Interface dataset entries
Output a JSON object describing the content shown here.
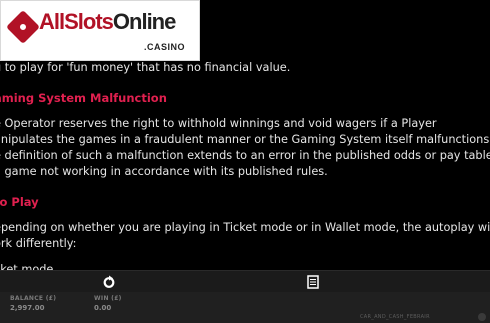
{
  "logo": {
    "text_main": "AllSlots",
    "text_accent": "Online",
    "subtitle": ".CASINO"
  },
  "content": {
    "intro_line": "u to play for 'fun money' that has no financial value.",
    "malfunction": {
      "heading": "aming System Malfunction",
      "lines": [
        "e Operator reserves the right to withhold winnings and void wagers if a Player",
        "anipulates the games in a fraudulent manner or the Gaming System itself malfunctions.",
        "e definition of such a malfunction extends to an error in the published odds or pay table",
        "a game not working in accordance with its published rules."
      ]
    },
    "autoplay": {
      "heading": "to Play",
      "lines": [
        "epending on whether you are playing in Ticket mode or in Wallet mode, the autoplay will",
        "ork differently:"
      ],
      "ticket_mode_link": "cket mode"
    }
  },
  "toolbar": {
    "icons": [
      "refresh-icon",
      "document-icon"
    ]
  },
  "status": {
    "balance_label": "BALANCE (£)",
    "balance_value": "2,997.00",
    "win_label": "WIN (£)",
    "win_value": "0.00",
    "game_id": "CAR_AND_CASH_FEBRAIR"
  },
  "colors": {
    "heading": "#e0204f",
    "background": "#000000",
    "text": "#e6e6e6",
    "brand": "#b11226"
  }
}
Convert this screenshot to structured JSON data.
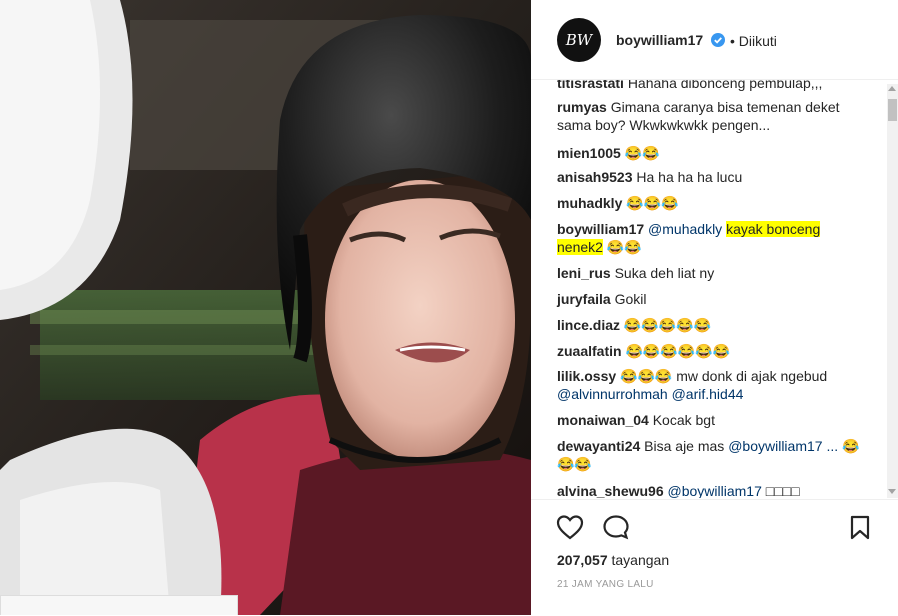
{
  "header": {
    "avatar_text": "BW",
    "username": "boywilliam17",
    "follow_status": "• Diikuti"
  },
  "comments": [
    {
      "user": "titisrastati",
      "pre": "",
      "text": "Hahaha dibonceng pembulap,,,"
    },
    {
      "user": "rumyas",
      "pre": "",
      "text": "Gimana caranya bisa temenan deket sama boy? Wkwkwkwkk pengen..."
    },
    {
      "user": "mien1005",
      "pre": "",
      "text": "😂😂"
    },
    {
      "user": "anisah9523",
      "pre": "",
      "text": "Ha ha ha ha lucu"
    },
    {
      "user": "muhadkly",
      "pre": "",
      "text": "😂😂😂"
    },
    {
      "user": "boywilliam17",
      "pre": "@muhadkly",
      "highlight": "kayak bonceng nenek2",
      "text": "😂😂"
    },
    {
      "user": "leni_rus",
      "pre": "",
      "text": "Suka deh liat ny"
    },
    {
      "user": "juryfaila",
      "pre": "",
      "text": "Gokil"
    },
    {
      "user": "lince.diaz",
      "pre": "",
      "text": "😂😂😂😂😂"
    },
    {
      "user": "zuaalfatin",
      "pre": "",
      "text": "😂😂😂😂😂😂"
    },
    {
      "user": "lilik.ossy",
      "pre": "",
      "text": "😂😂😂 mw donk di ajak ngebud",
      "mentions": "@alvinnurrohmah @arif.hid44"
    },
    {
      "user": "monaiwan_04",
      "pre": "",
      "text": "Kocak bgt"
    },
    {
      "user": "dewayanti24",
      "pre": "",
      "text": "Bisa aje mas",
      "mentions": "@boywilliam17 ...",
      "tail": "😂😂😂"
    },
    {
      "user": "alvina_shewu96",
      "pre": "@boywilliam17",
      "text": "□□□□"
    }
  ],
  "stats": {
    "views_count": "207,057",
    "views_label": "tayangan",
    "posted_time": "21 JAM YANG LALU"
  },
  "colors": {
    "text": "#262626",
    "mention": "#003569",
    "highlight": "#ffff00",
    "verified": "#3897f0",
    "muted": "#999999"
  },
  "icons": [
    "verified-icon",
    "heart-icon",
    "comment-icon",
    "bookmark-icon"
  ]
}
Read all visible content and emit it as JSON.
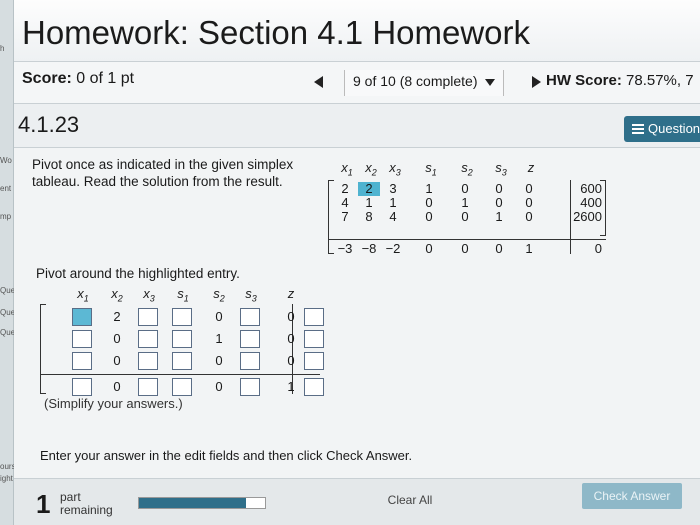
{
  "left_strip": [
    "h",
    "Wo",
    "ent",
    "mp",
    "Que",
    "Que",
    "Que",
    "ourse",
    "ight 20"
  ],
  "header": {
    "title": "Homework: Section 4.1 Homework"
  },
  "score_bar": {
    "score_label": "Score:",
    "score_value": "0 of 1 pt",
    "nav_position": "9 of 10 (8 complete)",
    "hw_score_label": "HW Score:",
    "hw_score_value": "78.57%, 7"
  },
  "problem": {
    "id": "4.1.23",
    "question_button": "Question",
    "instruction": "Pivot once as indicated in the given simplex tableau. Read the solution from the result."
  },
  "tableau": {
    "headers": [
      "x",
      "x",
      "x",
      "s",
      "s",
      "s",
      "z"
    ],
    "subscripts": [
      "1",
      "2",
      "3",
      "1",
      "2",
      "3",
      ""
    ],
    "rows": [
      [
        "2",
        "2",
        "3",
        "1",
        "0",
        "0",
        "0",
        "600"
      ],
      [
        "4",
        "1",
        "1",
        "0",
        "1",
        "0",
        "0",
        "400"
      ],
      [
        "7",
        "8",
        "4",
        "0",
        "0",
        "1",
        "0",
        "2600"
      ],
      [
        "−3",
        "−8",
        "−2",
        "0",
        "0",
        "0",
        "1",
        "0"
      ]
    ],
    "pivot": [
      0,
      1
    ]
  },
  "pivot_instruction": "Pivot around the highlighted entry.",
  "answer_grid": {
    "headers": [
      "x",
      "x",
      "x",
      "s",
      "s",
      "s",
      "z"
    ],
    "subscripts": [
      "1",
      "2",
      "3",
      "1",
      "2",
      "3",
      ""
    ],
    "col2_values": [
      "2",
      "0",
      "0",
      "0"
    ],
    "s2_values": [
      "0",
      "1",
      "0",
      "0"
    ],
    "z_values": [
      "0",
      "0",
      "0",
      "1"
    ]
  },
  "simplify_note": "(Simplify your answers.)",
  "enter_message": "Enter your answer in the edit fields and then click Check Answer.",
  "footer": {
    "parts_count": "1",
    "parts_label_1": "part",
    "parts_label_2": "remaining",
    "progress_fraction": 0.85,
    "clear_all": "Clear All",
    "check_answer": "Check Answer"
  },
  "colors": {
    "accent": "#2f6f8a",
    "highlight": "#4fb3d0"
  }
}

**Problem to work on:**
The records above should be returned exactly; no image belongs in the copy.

**Task output:**
Output a JSON object describing the content shown here.
{
  "logo": {
    "text_main": "AllSlots",
    "text_accent": "Online",
    "subtitle": ".CASINO"
  },
  "content": {
    "intro_line": "u to play for 'fun money' that has no financial value.",
    "malfunction": {
      "heading": "aming System Malfunction",
      "lines": [
        "e Operator reserves the right to withhold winnings and void wagers if a Player",
        "anipulates the games in a fraudulent manner or the Gaming System itself malfunctions.",
        "e definition of such a malfunction extends to an error in the published odds or pay table",
        "a game not working in accordance with its published rules."
      ]
    },
    "autoplay": {
      "heading": "to Play",
      "lines": [
        "epending on whether you are playing in Ticket mode or in Wallet mode, the autoplay will",
        "ork differently:"
      ],
      "ticket_mode_link": "cket mode"
    }
  },
  "toolbar": {
    "icons": [
      "refresh-icon",
      "document-icon"
    ]
  },
  "status": {
    "balance_label": "BALANCE (£)",
    "balance_value": "2,997.00",
    "win_label": "WIN (£)",
    "win_value": "0.00",
    "game_id": "CAR_AND_CASH_FEBRAIR"
  },
  "colors": {
    "heading": "#e0204f",
    "background": "#000000",
    "text": "#e6e6e6",
    "brand": "#b11226"
  }
}
Convert this screenshot to structured JSON data.
{
  "header": {
    "avatar_text": "BW",
    "username": "boywilliam17",
    "follow_status": "• Diikuti"
  },
  "comments": [
    {
      "user": "titisrastati",
      "pre": "",
      "text": "Hahaha dibonceng pembulap,,,"
    },
    {
      "user": "rumyas",
      "pre": "",
      "text": "Gimana caranya bisa temenan deket sama boy? Wkwkwkwkk pengen..."
    },
    {
      "user": "mien1005",
      "pre": "",
      "text": "😂😂"
    },
    {
      "user": "anisah9523",
      "pre": "",
      "text": "Ha ha ha ha lucu"
    },
    {
      "user": "muhadkly",
      "pre": "",
      "text": "😂😂😂"
    },
    {
      "user": "boywilliam17",
      "pre": "@muhadkly",
      "highlight": "kayak bonceng nenek2",
      "text": "😂😂"
    },
    {
      "user": "leni_rus",
      "pre": "",
      "text": "Suka deh liat ny"
    },
    {
      "user": "juryfaila",
      "pre": "",
      "text": "Gokil"
    },
    {
      "user": "lince.diaz",
      "pre": "",
      "text": "😂😂😂😂😂"
    },
    {
      "user": "zuaalfatin",
      "pre": "",
      "text": "😂😂😂😂😂😂"
    },
    {
      "user": "lilik.ossy",
      "pre": "",
      "text": "😂😂😂 mw donk di ajak ngebud",
      "mentions": "@alvinnurrohmah @arif.hid44"
    },
    {
      "user": "monaiwan_04",
      "pre": "",
      "text": "Kocak bgt"
    },
    {
      "user": "dewayanti24",
      "pre": "",
      "text": "Bisa aje mas",
      "mentions": "@boywilliam17 ...",
      "tail": "😂😂😂"
    },
    {
      "user": "alvina_shewu96",
      "pre": "@boywilliam17",
      "text": "□□□□"
    }
  ],
  "stats": {
    "views_count": "207,057",
    "views_label": "tayangan",
    "posted_time": "21 JAM YANG LALU"
  },
  "colors": {
    "text": "#262626",
    "mention": "#003569",
    "highlight": "#ffff00",
    "verified": "#3897f0",
    "muted": "#999999"
  },
  "icons": [
    "verified-icon",
    "heart-icon",
    "comment-icon",
    "bookmark-icon"
  ]
}
Read all visible content and emit it as JSON.
{
  "left_strip": [
    "h",
    "Wo",
    "ent",
    "mp",
    "Que",
    "Que",
    "Que",
    "ourse",
    "ight 20"
  ],
  "header": {
    "title": "Homework: Section 4.1 Homework"
  },
  "score_bar": {
    "score_label": "Score:",
    "score_value": "0 of 1 pt",
    "nav_position": "9 of 10 (8 complete)",
    "hw_score_label": "HW Score:",
    "hw_score_value": "78.57%, 7"
  },
  "problem": {
    "id": "4.1.23",
    "question_button": "Question",
    "instruction": "Pivot once as indicated in the given simplex tableau. Read the solution from the result."
  },
  "tableau": {
    "headers": [
      "x",
      "x",
      "x",
      "s",
      "s",
      "s",
      "z"
    ],
    "subscripts": [
      "1",
      "2",
      "3",
      "1",
      "2",
      "3",
      ""
    ],
    "rows": [
      [
        "2",
        "2",
        "3",
        "1",
        "0",
        "0",
        "0",
        "600"
      ],
      [
        "4",
        "1",
        "1",
        "0",
        "1",
        "0",
        "0",
        "400"
      ],
      [
        "7",
        "8",
        "4",
        "0",
        "0",
        "1",
        "0",
        "2600"
      ],
      [
        "−3",
        "−8",
        "−2",
        "0",
        "0",
        "0",
        "1",
        "0"
      ]
    ],
    "pivot": [
      0,
      1
    ]
  },
  "pivot_instruction": "Pivot around the highlighted entry.",
  "answer_grid": {
    "headers": [
      "x",
      "x",
      "x",
      "s",
      "s",
      "s",
      "z"
    ],
    "subscripts": [
      "1",
      "2",
      "3",
      "1",
      "2",
      "3",
      ""
    ],
    "col2_values": [
      "2",
      "0",
      "0",
      "0"
    ],
    "s2_values": [
      "0",
      "1",
      "0",
      "0"
    ],
    "z_values": [
      "0",
      "0",
      "0",
      "1"
    ]
  },
  "simplify_note": "(Simplify your answers.)",
  "enter_message": "Enter your answer in the edit fields and then click Check Answer.",
  "footer": {
    "parts_count": "1",
    "parts_label_1": "part",
    "parts_label_2": "remaining",
    "progress_fraction": 0.85,
    "clear_all": "Clear All",
    "check_answer": "Check Answer"
  },
  "colors": {
    "accent": "#2f6f8a",
    "highlight": "#4fb3d0"
  }
}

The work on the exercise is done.